Evans, Brooke (DNB00)
EVANS, BROOKE (1797–1862), well known as a nickel refiner, was born in Bull Street, Birmingham, in 1797, his father being a woollendraper. On leaving school at the age of fifteen he was apprenticed to a gunmaker, and made his first acquaintance with metallurgy. His term of apprenticeship having expired, Evans started for the United States, and entered into partnership with a gunmaker in New York. He was only partially successful in this trade, and before long he abandoned it, and went off prospecting in Central America. Here he became an indigo planter, and his business capacity speedily advanced him to the position of an indigo merchant. Having made some money he returned to England. In the Gulf of Mexico the captain of the ship and several of the crew were seized with yellow fever. Evans took command of the ship, and navigated her successfully to the British Isles. He afterwards purchased a small business in the glass and lead trade at Stratford-on-Avon, where he lived six years with his sister. This adventure became a very successful one, so that he saved from 5,000l. to 6,000l. Charles Askin, a veterinary surgeon, was a friend of Evans. He had removed to Warsaw, where some of Evans's family had ironworks. Askin there bought some spoons of a white metal called ‘argentan’ by the maker. He accidentally discovered that the metal contained nickel. Askin's brother offered him the use of a laboratory in the gasworks at Leamington, of which he was the manager. There, in co-operation with Evans, he endeavoured to refine nickel from speiss (an impure mixture of cobalt, nickel, and other metals), left after the preparation of cobalt blue for painting pottery. They were successful, and Askin joined the firm of Merry & Son, manufacturers of German silver. Askin remained a partner until he gained 1,000l. by the venture, and with this he joined Evans. In 1835 they built works in Birmingham, where they successfully produced refined nickel from nickel-speiss, then a drug in the market. The demand for Evans & Askin's refined nickel and German silver increased so rapidly that the speiss produced by the cobalt blue manufacturers was quite insufficient for their requirements. Evans resolved to explore Europe for the ores of nickel. He heard of its existence at the mines of Dobschan in Hungary, visited the place, and bought all the ore for which he could afford to pay. The ore contained half as much cobalt as nickel. As cobalt was detrimental to the German silver, and as Askin could not by his mode of refining separate these metals, they had to contend with a new set of difficulties. Experiments were made by Askin and Mr. Benson, the father of the present archbishop of Canterbury. The demand for nickel was meanwhile steadily increasing. Evans & Askin at last, by steady perseverance, discovered a process by which they obtained refined nickel in large quantities. To meet the demand Askin visited some nickel mines near Geisdal in Norway in 1847, where he died suddenly on 25 Aug. He was brought home and buried at Edgbaston. Since that time the demand for nickel was steadily met by Evans, who died in 1862, and was buried near his partner in Edgbaston. The firm of Evans & Askin continues.

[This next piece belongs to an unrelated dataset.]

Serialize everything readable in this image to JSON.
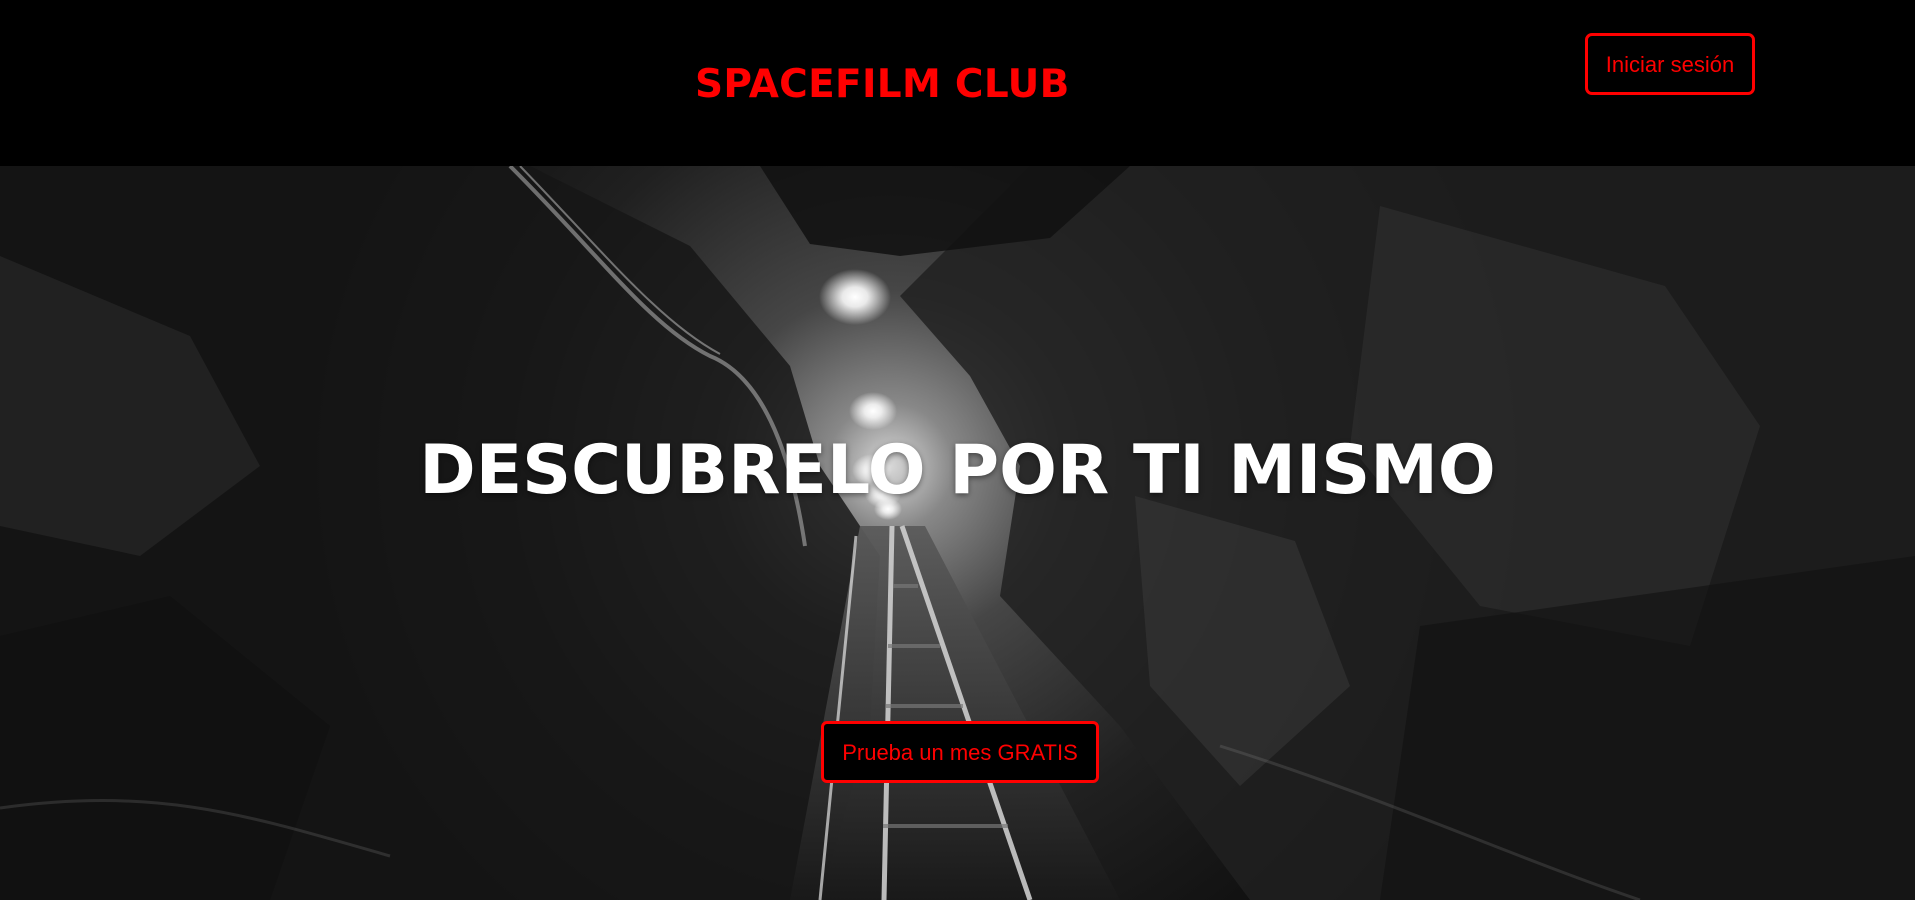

[Birmingham Daily Mail, 11 Dec. 1878; special information from friends.]